▸ **Data shown**

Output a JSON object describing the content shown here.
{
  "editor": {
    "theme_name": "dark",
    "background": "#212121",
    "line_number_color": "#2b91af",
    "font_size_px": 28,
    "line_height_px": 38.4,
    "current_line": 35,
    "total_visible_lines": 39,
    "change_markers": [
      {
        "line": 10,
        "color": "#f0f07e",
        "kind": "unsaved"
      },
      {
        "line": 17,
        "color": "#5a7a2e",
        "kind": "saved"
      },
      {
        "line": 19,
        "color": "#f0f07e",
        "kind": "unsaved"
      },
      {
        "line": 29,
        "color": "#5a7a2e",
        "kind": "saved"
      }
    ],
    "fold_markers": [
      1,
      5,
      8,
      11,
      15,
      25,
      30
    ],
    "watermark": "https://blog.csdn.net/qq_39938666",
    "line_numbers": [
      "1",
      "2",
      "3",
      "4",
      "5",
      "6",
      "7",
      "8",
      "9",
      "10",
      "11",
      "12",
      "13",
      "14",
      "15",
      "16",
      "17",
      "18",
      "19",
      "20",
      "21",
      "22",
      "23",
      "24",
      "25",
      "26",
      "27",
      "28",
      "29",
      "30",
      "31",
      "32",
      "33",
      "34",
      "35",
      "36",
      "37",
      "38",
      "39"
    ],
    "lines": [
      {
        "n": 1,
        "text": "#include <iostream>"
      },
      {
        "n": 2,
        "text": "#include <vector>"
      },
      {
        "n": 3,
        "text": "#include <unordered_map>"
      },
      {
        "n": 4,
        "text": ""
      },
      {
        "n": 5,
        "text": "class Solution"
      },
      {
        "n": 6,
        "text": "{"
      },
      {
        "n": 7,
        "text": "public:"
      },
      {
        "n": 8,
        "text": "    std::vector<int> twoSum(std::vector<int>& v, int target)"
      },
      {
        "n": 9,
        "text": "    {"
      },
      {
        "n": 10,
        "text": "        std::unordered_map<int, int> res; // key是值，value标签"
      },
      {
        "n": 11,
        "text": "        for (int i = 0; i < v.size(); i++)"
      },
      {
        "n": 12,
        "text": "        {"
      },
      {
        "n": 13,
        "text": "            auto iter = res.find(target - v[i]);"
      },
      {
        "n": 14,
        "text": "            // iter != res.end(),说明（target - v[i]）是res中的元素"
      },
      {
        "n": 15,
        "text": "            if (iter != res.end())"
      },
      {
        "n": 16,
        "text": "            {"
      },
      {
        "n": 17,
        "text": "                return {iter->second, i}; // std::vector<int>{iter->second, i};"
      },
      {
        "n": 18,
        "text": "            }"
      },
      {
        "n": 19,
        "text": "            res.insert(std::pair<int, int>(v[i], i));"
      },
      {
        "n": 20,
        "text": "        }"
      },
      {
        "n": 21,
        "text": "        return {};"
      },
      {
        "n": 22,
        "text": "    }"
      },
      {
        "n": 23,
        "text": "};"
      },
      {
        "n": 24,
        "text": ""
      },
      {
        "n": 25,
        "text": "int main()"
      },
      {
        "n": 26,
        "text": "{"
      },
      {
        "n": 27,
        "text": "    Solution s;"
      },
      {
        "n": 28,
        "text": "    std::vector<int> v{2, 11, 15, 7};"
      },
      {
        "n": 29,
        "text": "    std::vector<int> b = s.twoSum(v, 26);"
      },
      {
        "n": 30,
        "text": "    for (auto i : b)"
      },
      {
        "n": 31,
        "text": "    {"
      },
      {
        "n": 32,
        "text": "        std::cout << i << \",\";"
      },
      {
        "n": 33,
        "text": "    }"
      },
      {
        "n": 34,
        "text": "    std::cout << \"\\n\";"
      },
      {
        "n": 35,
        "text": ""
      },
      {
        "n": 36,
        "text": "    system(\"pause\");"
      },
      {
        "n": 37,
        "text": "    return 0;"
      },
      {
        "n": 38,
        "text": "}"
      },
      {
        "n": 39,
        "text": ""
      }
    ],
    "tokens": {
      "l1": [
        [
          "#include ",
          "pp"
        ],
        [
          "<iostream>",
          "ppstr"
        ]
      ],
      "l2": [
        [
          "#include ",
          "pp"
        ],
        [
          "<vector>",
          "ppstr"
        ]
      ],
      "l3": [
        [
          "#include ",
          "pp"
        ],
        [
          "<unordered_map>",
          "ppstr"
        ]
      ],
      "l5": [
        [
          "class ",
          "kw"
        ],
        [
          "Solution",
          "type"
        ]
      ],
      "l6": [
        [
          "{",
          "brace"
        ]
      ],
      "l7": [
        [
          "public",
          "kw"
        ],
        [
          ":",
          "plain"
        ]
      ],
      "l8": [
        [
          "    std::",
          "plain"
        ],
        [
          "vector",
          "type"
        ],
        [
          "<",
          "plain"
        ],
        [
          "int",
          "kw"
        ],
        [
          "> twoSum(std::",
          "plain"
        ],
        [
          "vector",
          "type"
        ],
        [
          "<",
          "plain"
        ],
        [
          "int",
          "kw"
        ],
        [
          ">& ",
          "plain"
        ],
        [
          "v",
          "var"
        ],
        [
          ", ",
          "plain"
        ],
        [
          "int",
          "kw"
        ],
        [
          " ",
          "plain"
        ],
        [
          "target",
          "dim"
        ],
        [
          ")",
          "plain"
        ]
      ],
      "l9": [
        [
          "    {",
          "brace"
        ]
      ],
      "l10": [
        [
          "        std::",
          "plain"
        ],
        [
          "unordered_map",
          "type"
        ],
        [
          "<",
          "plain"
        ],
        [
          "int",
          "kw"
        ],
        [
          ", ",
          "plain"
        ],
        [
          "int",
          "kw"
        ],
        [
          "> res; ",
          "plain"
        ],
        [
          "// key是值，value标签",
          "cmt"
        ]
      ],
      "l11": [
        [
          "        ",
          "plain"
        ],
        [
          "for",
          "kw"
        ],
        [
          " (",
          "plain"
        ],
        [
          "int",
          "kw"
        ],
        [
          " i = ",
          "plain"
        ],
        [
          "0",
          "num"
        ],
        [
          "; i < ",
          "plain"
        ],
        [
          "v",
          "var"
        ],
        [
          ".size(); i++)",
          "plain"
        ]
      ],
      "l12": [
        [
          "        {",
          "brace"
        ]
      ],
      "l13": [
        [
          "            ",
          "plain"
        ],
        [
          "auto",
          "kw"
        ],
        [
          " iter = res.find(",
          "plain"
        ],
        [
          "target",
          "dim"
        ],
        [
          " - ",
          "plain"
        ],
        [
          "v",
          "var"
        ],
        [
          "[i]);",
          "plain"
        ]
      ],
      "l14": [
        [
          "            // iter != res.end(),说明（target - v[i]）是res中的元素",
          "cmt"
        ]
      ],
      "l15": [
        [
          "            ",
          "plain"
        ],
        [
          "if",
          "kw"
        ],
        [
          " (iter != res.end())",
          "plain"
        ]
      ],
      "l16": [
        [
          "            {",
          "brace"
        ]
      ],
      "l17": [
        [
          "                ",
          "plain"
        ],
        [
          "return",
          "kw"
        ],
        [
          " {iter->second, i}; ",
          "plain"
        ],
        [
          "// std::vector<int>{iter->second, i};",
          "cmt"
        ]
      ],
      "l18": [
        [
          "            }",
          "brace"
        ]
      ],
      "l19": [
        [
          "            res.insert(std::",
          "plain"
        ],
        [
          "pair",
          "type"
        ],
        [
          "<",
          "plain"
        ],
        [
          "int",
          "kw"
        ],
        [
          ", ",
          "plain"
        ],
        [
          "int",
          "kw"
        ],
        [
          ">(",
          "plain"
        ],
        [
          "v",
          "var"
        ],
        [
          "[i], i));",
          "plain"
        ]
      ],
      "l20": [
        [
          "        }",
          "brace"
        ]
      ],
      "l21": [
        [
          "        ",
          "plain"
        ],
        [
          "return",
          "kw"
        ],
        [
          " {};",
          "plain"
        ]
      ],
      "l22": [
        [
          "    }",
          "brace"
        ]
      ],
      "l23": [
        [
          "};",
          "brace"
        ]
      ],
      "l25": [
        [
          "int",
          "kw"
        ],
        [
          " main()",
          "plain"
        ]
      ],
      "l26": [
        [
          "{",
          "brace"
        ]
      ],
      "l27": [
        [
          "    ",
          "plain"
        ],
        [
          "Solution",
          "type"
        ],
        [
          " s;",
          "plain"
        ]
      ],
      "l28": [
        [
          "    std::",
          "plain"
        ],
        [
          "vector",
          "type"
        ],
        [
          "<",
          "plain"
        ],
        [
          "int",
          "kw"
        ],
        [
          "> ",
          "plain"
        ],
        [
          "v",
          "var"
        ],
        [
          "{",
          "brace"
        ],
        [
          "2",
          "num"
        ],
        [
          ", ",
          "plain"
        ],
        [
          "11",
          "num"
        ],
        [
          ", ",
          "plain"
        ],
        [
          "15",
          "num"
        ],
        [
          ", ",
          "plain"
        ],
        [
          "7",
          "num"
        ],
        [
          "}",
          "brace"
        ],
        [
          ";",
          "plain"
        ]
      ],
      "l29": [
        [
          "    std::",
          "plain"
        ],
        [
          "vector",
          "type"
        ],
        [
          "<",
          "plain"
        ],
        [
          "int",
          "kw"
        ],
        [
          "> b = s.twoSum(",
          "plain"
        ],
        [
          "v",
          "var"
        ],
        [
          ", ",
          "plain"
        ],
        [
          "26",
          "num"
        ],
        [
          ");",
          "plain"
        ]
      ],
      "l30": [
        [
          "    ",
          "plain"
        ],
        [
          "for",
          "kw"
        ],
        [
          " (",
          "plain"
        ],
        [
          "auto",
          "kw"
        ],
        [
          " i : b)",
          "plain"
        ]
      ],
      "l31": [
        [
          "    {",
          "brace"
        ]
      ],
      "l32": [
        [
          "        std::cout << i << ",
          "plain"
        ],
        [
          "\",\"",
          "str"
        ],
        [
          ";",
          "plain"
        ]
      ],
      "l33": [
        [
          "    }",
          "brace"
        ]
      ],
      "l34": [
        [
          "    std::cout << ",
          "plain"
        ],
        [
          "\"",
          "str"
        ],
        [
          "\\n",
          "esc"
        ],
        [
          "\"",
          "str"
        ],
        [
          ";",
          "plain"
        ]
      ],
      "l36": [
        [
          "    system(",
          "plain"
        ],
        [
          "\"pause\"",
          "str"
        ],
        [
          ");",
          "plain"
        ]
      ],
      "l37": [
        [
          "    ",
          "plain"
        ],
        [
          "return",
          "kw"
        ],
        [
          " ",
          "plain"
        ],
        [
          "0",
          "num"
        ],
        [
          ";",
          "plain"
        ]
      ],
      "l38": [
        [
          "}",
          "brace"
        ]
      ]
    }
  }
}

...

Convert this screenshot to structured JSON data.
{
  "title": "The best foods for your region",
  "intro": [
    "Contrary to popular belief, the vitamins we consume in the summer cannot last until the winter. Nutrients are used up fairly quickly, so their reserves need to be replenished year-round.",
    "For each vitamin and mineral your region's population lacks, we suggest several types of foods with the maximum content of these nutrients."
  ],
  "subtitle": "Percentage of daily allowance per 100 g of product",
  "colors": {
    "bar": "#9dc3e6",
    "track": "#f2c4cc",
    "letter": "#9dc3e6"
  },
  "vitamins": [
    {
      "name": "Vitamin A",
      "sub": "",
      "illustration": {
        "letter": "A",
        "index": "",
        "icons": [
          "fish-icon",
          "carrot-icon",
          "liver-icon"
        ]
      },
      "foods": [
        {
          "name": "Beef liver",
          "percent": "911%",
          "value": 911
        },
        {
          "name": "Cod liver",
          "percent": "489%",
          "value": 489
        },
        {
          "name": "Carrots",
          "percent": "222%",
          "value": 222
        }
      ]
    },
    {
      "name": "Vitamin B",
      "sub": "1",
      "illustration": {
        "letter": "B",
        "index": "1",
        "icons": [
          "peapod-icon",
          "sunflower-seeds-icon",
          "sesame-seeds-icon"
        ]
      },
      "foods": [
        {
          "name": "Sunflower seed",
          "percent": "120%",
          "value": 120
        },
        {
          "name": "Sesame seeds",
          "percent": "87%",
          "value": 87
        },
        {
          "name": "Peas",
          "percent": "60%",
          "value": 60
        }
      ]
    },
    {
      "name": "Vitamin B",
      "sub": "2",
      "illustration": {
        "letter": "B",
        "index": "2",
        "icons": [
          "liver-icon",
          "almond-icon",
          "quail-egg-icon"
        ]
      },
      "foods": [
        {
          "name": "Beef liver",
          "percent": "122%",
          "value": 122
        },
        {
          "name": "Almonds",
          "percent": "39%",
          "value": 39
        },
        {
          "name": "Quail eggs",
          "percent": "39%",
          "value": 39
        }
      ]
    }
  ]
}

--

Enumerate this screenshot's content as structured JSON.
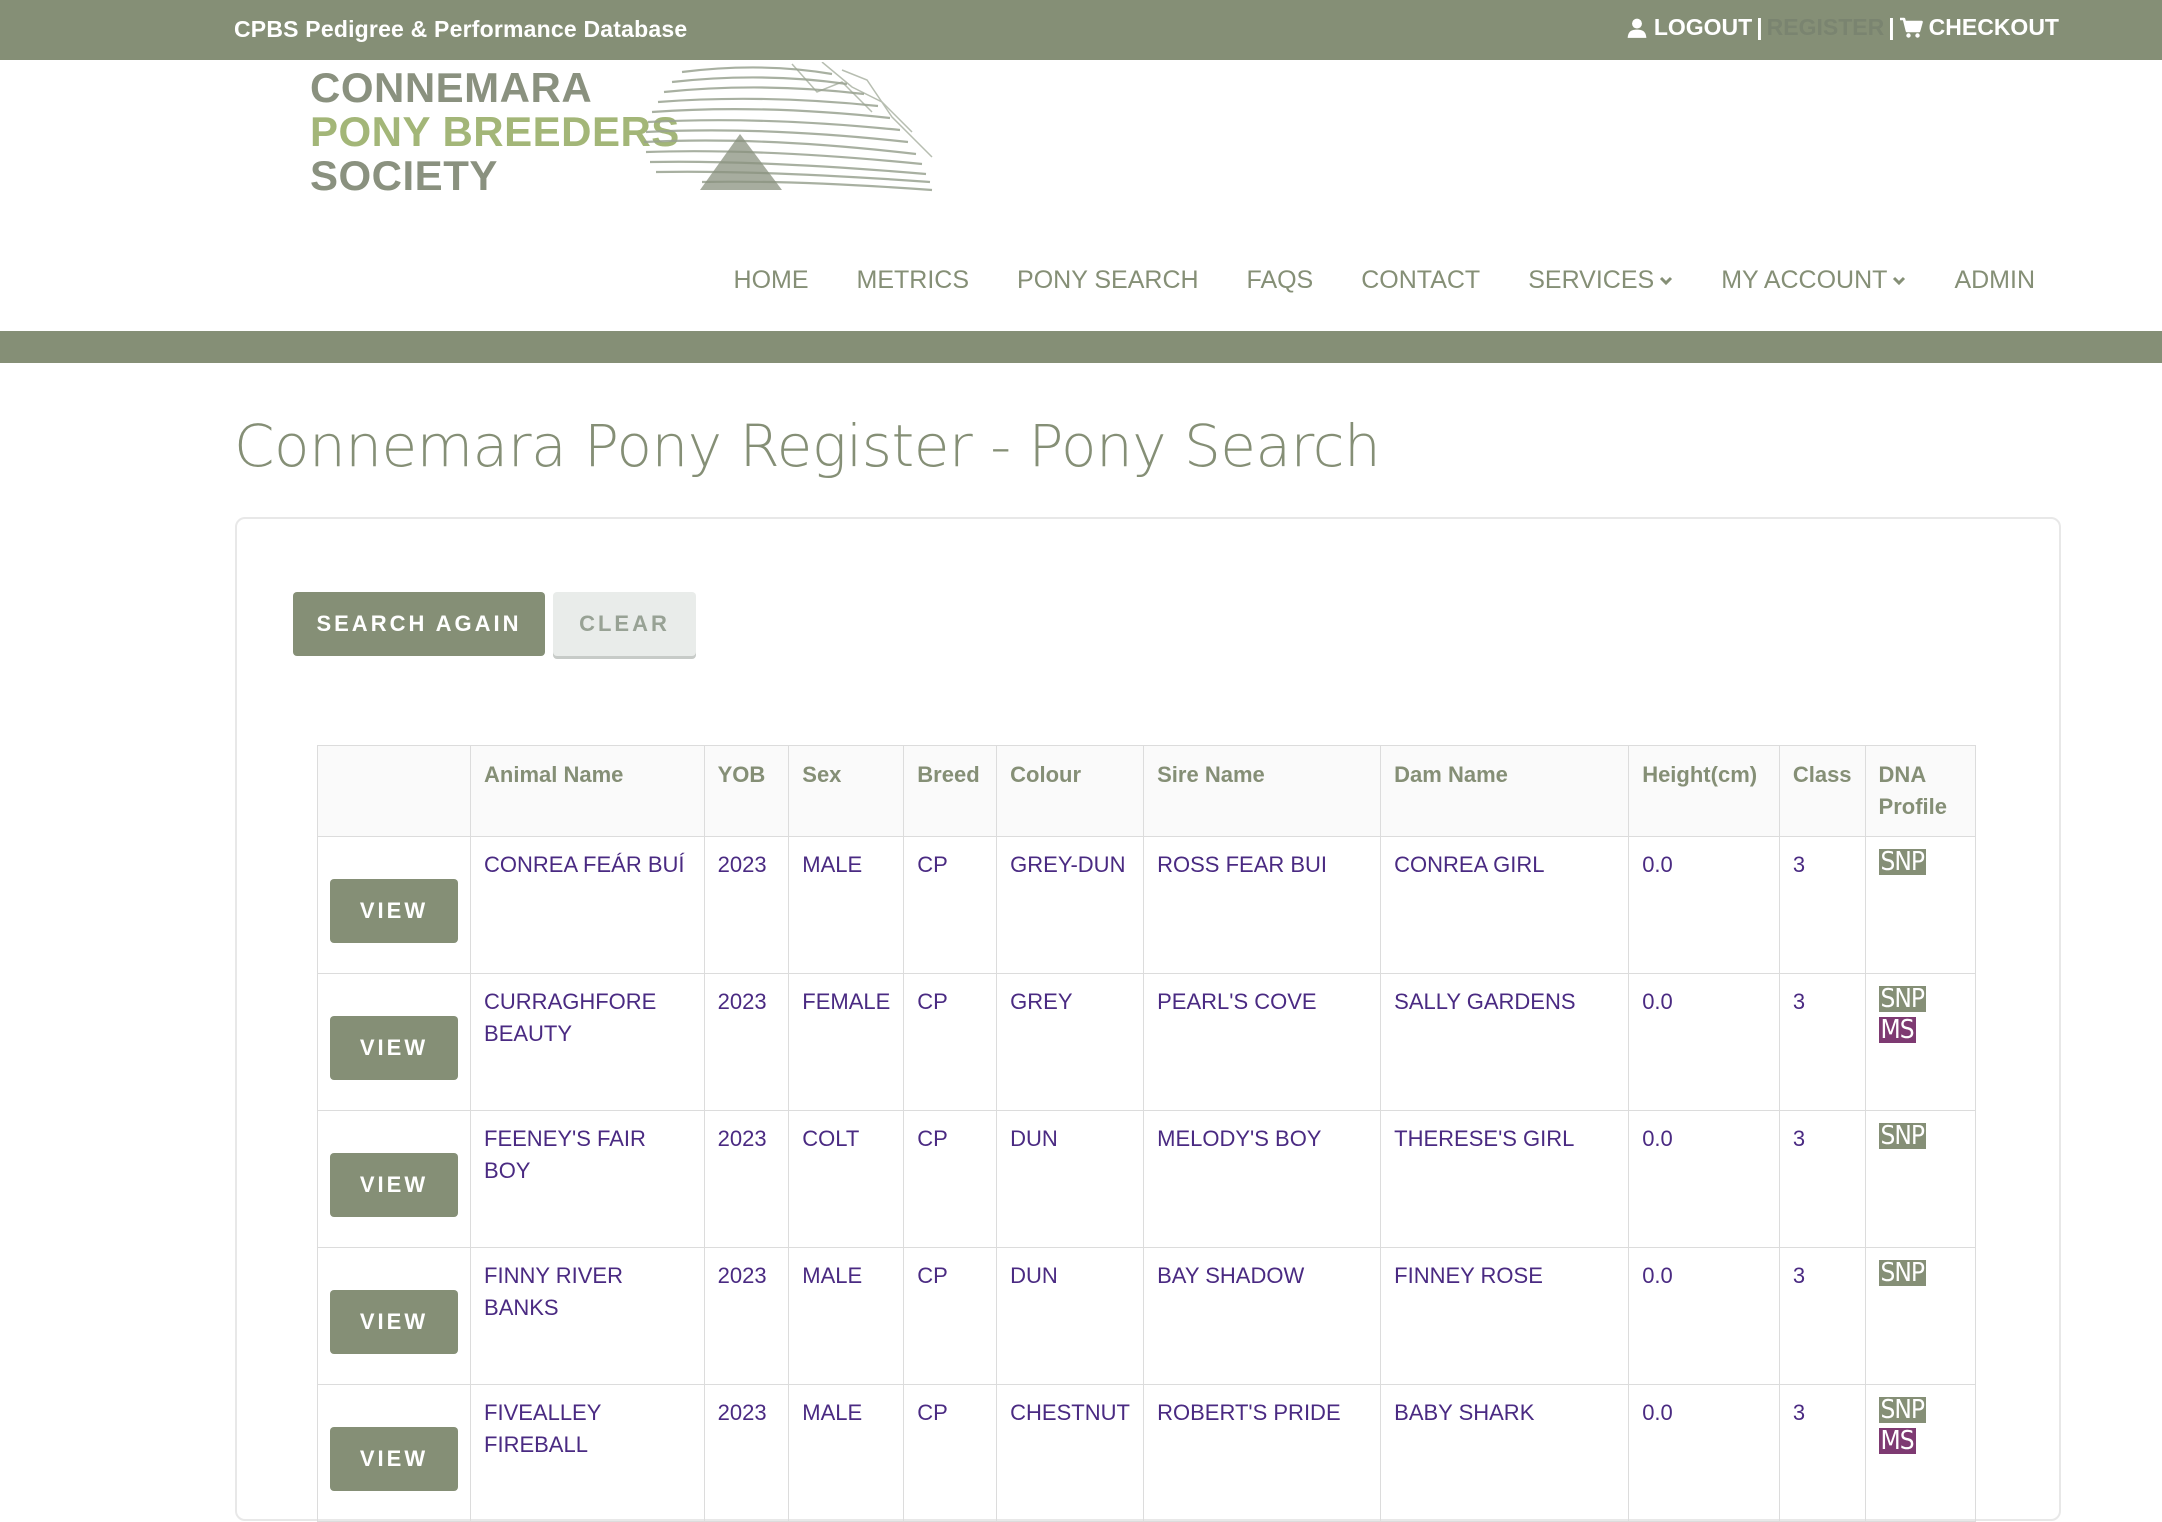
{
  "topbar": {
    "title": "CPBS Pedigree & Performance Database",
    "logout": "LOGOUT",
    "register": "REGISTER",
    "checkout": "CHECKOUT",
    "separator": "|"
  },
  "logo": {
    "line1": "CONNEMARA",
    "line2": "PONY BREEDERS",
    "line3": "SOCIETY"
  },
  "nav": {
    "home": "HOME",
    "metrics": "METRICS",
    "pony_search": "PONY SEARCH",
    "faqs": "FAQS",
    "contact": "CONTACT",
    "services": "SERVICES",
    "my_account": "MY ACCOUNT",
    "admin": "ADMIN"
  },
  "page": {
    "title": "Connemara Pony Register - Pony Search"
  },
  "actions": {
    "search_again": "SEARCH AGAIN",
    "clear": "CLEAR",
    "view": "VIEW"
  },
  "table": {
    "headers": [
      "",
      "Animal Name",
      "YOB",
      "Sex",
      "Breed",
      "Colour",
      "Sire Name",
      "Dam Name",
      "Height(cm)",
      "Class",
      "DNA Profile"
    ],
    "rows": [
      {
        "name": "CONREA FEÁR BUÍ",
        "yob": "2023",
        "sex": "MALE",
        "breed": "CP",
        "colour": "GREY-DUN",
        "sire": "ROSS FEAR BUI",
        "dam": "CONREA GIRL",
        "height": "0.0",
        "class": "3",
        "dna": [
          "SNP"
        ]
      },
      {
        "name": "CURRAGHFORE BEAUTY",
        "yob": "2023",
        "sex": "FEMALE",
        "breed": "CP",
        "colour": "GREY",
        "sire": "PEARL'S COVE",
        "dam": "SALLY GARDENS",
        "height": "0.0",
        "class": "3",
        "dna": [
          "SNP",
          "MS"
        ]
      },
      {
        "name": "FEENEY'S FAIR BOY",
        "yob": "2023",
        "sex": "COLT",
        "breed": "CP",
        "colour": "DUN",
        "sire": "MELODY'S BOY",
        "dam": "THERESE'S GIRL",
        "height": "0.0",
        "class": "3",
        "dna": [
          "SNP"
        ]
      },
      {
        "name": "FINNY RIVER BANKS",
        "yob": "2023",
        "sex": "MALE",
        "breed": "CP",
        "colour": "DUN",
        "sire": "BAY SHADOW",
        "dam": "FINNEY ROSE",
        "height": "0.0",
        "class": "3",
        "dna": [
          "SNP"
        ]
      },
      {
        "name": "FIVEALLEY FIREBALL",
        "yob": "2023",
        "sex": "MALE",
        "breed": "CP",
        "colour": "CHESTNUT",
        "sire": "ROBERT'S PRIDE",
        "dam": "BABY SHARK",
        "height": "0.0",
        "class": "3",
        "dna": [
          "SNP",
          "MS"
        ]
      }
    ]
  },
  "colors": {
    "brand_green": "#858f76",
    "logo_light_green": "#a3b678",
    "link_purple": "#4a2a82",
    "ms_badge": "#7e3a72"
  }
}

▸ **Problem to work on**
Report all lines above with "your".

▸ **Completed task**
  "title": "The best foods for your region",
    "For each vitamin and mineral your region's population lacks, we suggest several types of foods with the maximum content of these nutrients."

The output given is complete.